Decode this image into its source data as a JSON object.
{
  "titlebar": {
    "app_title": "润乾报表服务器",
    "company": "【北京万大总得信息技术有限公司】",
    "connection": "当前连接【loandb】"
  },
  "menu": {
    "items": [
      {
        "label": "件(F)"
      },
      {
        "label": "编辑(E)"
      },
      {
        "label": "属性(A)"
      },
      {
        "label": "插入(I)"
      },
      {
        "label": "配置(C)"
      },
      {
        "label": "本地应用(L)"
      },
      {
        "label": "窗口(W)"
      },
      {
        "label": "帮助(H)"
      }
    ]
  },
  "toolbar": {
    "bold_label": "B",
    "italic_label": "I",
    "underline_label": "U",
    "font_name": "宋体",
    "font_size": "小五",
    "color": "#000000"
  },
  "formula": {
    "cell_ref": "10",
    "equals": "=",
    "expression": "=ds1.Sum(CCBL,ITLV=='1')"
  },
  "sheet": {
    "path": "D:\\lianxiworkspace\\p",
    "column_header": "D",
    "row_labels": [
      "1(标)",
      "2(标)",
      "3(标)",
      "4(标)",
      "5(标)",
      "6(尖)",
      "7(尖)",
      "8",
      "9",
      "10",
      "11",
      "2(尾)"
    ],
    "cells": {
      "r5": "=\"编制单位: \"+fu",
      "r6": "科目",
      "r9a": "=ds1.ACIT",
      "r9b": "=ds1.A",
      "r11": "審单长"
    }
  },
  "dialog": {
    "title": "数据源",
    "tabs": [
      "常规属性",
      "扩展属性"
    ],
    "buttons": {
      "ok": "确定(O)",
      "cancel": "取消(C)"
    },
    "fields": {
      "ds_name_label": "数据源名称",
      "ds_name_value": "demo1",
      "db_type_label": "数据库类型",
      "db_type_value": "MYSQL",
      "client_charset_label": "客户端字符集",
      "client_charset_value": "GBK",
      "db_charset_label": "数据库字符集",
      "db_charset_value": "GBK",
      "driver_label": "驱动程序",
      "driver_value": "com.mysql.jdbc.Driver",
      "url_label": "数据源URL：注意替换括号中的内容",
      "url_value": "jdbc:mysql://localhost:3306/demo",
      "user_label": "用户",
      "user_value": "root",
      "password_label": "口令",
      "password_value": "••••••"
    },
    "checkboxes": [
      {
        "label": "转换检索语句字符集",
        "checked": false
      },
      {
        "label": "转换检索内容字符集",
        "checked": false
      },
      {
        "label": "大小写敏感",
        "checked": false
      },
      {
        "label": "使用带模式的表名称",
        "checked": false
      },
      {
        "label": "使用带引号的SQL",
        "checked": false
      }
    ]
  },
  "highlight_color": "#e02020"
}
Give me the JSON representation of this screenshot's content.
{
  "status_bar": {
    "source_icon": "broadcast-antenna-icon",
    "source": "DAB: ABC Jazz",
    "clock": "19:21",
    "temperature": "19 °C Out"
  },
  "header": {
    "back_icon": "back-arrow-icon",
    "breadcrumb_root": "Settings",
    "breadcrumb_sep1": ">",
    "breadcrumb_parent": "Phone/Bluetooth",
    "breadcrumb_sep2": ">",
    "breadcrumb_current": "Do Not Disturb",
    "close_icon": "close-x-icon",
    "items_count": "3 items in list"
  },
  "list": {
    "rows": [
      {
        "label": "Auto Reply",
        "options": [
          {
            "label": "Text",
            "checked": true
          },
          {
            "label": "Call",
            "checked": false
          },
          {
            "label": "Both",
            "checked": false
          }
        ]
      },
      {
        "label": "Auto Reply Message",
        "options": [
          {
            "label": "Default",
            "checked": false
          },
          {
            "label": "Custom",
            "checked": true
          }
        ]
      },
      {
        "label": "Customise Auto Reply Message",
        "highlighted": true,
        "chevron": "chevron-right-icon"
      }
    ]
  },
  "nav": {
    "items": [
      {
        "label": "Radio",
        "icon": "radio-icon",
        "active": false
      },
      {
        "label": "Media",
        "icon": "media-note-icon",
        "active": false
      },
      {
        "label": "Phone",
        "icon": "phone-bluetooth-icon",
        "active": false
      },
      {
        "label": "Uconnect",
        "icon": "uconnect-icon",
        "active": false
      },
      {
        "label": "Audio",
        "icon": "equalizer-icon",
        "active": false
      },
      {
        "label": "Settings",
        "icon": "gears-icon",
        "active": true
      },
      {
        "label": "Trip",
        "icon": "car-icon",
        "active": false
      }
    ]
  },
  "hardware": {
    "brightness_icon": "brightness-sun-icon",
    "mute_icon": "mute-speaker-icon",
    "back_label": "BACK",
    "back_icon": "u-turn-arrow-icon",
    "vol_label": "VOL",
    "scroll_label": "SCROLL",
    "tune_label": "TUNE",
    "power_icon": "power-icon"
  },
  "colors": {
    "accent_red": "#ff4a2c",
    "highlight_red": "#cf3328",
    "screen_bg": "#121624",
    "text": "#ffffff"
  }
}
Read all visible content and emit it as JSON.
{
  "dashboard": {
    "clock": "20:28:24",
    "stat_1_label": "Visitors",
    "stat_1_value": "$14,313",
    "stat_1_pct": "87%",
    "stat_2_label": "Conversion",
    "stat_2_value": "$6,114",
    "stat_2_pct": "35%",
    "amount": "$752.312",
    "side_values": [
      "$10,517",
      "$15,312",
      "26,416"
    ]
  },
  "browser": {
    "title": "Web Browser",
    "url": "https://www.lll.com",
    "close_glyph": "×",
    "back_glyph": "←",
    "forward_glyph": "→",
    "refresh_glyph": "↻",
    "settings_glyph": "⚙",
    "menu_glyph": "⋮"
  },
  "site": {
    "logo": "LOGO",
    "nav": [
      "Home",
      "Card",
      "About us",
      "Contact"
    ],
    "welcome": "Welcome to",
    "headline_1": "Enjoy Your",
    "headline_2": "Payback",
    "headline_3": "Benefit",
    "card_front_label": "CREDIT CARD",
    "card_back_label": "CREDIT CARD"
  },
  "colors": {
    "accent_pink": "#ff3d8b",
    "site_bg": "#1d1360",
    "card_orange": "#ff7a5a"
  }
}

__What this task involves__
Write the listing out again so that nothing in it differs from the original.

__Answer to this problem__
Decode this image into its source data as a JSON object.
{
  "titlebar": {
    "app_title": "润乾报表服务器",
    "company": "【北京万大总得信息技术有限公司】",
    "connection": "当前连接【loandb】"
  },
  "menu": {
    "items": [
      {
        "label": "件(F)"
      },
      {
        "label": "编辑(E)"
      },
      {
        "label": "属性(A)"
      },
      {
        "label": "插入(I)"
      },
      {
        "label": "配置(C)"
      },
      {
        "label": "本地应用(L)"
      },
      {
        "label": "窗口(W)"
      },
      {
        "label": "帮助(H)"
      }
    ]
  },
  "toolbar": {
    "bold_label": "B",
    "italic_label": "I",
    "underline_label": "U",
    "font_name": "宋体",
    "font_size": "小五",
    "color": "#000000"
  },
  "formula": {
    "cell_ref": "10",
    "equals": "=",
    "expression": "=ds1.Sum(CCBL,ITLV=='1')"
  },
  "sheet": {
    "path": "D:\\lianxiworkspace\\p",
    "column_header": "D",
    "row_labels": [
      "1(标)",
      "2(标)",
      "3(标)",
      "4(标)",
      "5(标)",
      "6(尖)",
      "7(尖)",
      "8",
      "9",
      "10",
      "11",
      "2(尾)"
    ],
    "cells": {
      "r5": "=\"编制单位: \"+fu",
      "r6": "科目",
      "r9a": "=ds1.ACIT",
      "r9b": "=ds1.A",
      "r11": "審单长"
    }
  },
  "dialog": {
    "title": "数据源",
    "tabs": [
      "常规属性",
      "扩展属性"
    ],
    "buttons": {
      "ok": "确定(O)",
      "cancel": "取消(C)"
    },
    "fields": {
      "ds_name_label": "数据源名称",
      "ds_name_value": "demo1",
      "db_type_label": "数据库类型",
      "db_type_value": "MYSQL",
      "client_charset_label": "客户端字符集",
      "client_charset_value": "GBK",
      "db_charset_label": "数据库字符集",
      "db_charset_value": "GBK",
      "driver_label": "驱动程序",
      "driver_value": "com.mysql.jdbc.Driver",
      "url_label": "数据源URL：注意替换括号中的内容",
      "url_value": "jdbc:mysql://localhost:3306/demo",
      "user_label": "用户",
      "user_value": "root",
      "password_label": "口令",
      "password_value": "••••••"
    },
    "checkboxes": [
      {
        "label": "转换检索语句字符集",
        "checked": false
      },
      {
        "label": "转换检索内容字符集",
        "checked": false
      },
      {
        "label": "大小写敏感",
        "checked": false
      },
      {
        "label": "使用带模式的表名称",
        "checked": false
      },
      {
        "label": "使用带引号的SQL",
        "checked": false
      }
    ]
  },
  "highlight_color": "#e02020"
}
Give me the JSON representation of this screenshot's content.
{
  "status_bar": {
    "source_icon": "broadcast-antenna-icon",
    "source": "DAB: ABC Jazz",
    "clock": "19:21",
    "temperature": "19 °C Out"
  },
  "header": {
    "back_icon": "back-arrow-icon",
    "breadcrumb_root": "Settings",
    "breadcrumb_sep1": ">",
    "breadcrumb_parent": "Phone/Bluetooth",
    "breadcrumb_sep2": ">",
    "breadcrumb_current": "Do Not Disturb",
    "close_icon": "close-x-icon",
    "items_count": "3 items in list"
  },
  "list": {
    "rows": [
      {
        "label": "Auto Reply",
        "options": [
          {
            "label": "Text",
            "checked": true
          },
          {
            "label": "Call",
            "checked": false
          },
          {
            "label": "Both",
            "checked": false
          }
        ]
      },
      {
        "label": "Auto Reply Message",
        "options": [
          {
            "label": "Default",
            "checked": false
          },
          {
            "label": "Custom",
            "checked": true
          }
        ]
      },
      {
        "label": "Customise Auto Reply Message",
        "highlighted": true,
        "chevron": "chevron-right-icon"
      }
    ]
  },
  "nav": {
    "items": [
      {
        "label": "Radio",
        "icon": "radio-icon",
        "active": false
      },
      {
        "label": "Media",
        "icon": "media-note-icon",
        "active": false
      },
      {
        "label": "Phone",
        "icon": "phone-bluetooth-icon",
        "active": false
      },
      {
        "label": "Uconnect",
        "icon": "uconnect-icon",
        "active": false
      },
      {
        "label": "Audio",
        "icon": "equalizer-icon",
        "active": false
      },
      {
        "label": "Settings",
        "icon": "gears-icon",
        "active": true
      },
      {
        "label": "Trip",
        "icon": "car-icon",
        "active": false
      }
    ]
  },
  "hardware": {
    "brightness_icon": "brightness-sun-icon",
    "mute_icon": "mute-speaker-icon",
    "back_label": "BACK",
    "back_icon": "u-turn-arrow-icon",
    "vol_label": "VOL",
    "scroll_label": "SCROLL",
    "tune_label": "TUNE",
    "power_icon": "power-icon"
  },
  "colors": {
    "accent_red": "#ff4a2c",
    "highlight_red": "#cf3328",
    "screen_bg": "#121624",
    "text": "#ffffff"
  }
}
Read all visible content and emit it as JSON.
{
  "dashboard": {
    "clock": "20:28:24",
    "stat_1_label": "Visitors",
    "stat_1_value": "$14,313",
    "stat_1_pct": "87%",
    "stat_2_label": "Conversion",
    "stat_2_value": "$6,114",
    "stat_2_pct": "35%",
    "amount": "$752.312",
    "side_values": [
      "$10,517",
      "$15,312",
      "26,416"
    ]
  },
  "browser": {
    "title": "Web Browser",
    "url": "https://www.lll.com",
    "close_glyph": "×",
    "back_glyph": "←",
    "forward_glyph": "→",
    "refresh_glyph": "↻",
    "settings_glyph": "⚙",
    "menu_glyph": "⋮"
  },
  "site": {
    "logo": "LOGO",
    "nav": [
      "Home",
      "Card",
      "About us",
      "Contact"
    ],
    "welcome": "Welcome to",
    "headline_1": "Enjoy Your",
    "headline_2": "Payback",
    "headline_3": "Benefit",
    "card_front_label": "CREDIT CARD",
    "card_back_label": "CREDIT CARD"
  },
  "colors": {
    "accent_pink": "#ff3d8b",
    "site_bg": "#1d1360",
    "card_orange": "#ff7a5a"
  }
}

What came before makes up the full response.